These are just some of the challenges facing the Woodstock Generation as they assume a new role-grandparent. And Robert Lipsyte's panel has some pretty great advice to help ease the transition. There's Allan Zullo, author of The Boomer's Guide to Grandparenting, therapist Iris Cornelius whose practice focuses on intergenerational issues in families; and therapist Joshua Coleman, author of When Parents Hurt: Compassionate Strategies for When You and Your Grown Children Don't Get Along.
According to the panel, Boomers are often wealthier, better educated, and younger looking, than their own grandparents. "My kids dress like I do, and they listen to same music," says Coleman. Their advice? Be cautious: don't give advice that's not asked for. If you want to open up a dialogue, start admitting your own mistakes as a parent.
Next Lipsyte sits down with a leading advocate of compassionate and reasoned elder care. Dartmouth geriatrician Dennis McCullough, author of My Mother, Your Mother: Embracing Slow Medicine, the Compassionate Approach to Caring for Your Aging Loved Ones, provides practical tips on how to transform late life health care to a more humane experience.
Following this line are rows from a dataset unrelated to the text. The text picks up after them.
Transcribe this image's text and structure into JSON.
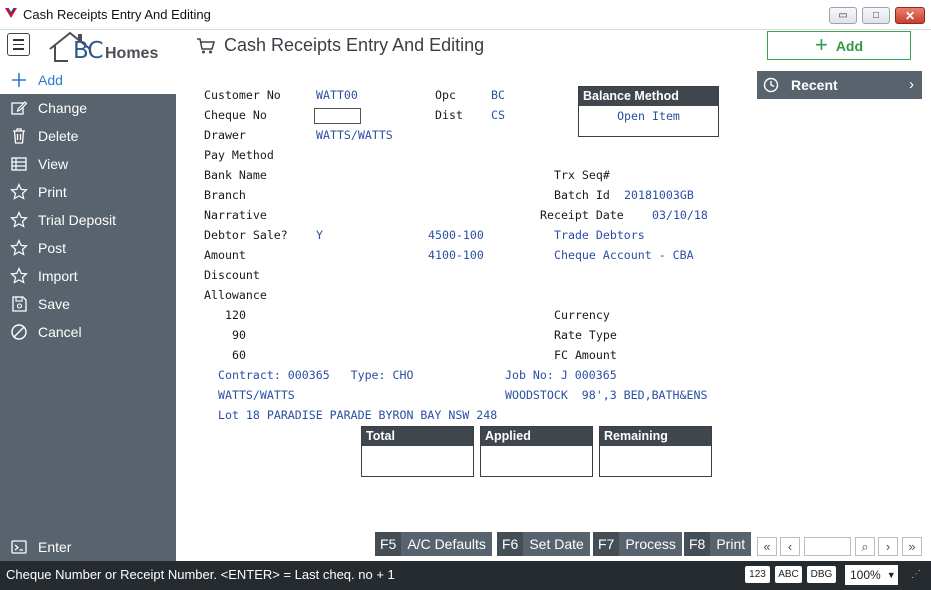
{
  "window": {
    "title": "Cash Receipts Entry And Editing",
    "min_glyph": "▭",
    "max_glyph": "□",
    "close_glyph": "✕"
  },
  "header": {
    "brand_bc": "BC",
    "brand_homes": "Homes",
    "page_title": "Cash Receipts Entry And Editing",
    "add_label": "Add",
    "add_glyph": "+"
  },
  "sidebar": {
    "items": [
      {
        "label": "Add",
        "icon": "plus-icon"
      },
      {
        "label": "Change",
        "icon": "edit-icon"
      },
      {
        "label": "Delete",
        "icon": "trash-icon"
      },
      {
        "label": "View",
        "icon": "table-icon"
      },
      {
        "label": "Print",
        "icon": "star-icon"
      },
      {
        "label": "Trial Deposit",
        "icon": "star-icon"
      },
      {
        "label": "Post",
        "icon": "star-icon"
      },
      {
        "label": "Import",
        "icon": "star-icon"
      },
      {
        "label": "Save",
        "icon": "save-icon"
      },
      {
        "label": "Cancel",
        "icon": "cancel-icon"
      }
    ],
    "enter_label": "Enter"
  },
  "recent": {
    "label": "Recent",
    "chevron": "›"
  },
  "form": {
    "labels": {
      "customer_no": "Customer No",
      "cheque_no": "Cheque No",
      "drawer": "Drawer",
      "pay_method": "Pay Method",
      "bank_name": "Bank Name",
      "branch": "Branch",
      "narrative": "Narrative",
      "debtor_sale": "Debtor Sale?",
      "amount": "Amount",
      "discount": "Discount",
      "allowance": "Allowance",
      "aging_120": "120",
      "aging_90": "90",
      "aging_60": "60",
      "opc": "Opc",
      "dist": "Dist",
      "trx_seq": "Trx Seq#",
      "batch_id": "Batch Id",
      "receipt_date": "Receipt Date",
      "currency": "Currency",
      "rate_type": "Rate Type",
      "fc_amount": "FC Amount"
    },
    "values": {
      "customer_no": "WATT00",
      "drawer": "WATTS/WATTS",
      "debtor_sale": "Y",
      "debtor_sale_gl": "4500-100",
      "amount_gl": "4100-100",
      "opc": "BC",
      "dist": "CS",
      "batch_id": "20181003GB",
      "receipt_date": "03/10/18",
      "trade_debtors": "Trade Debtors",
      "cheque_account": "Cheque Account - CBA"
    },
    "contract": {
      "line1_left": "Contract: 000365   Type: CHO",
      "line1_right": "Job No: J 000365",
      "line2_left": "WATTS/WATTS",
      "line2_right": "WOODSTOCK  98',3 BED,BATH&ENS",
      "line3": "Lot 18 PARADISE PARADE BYRON BAY NSW 248"
    },
    "cheque_value": ""
  },
  "balance_method": {
    "title": "Balance Method",
    "value": "Open Item"
  },
  "totals": {
    "total": "Total",
    "applied": "Applied",
    "remaining": "Remaining"
  },
  "fkeys": [
    {
      "key": "F5",
      "label": "A/C Defaults"
    },
    {
      "key": "F6",
      "label": "Set Date"
    },
    {
      "key": "F7",
      "label": "Process"
    },
    {
      "key": "F8",
      "label": "Print"
    }
  ],
  "pager": {
    "first": "«",
    "prev": "‹",
    "next": "›",
    "last": "»",
    "search_glyph": "⌕"
  },
  "status": {
    "text": "Cheque Number or Receipt Number. <ENTER> = Last cheq. no + 1",
    "b123": "123",
    "abc": "ABC",
    "dbg": "DBG",
    "zoom": "100%"
  }
}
It's a conversation that no Boomer with an aging parent should miss.
Finally, Juan Williams of Fox News and National Public Radio, author of the best-seller, Eyes on the Prize, contemplates the nagging question: Am I middle-aged or just plain old?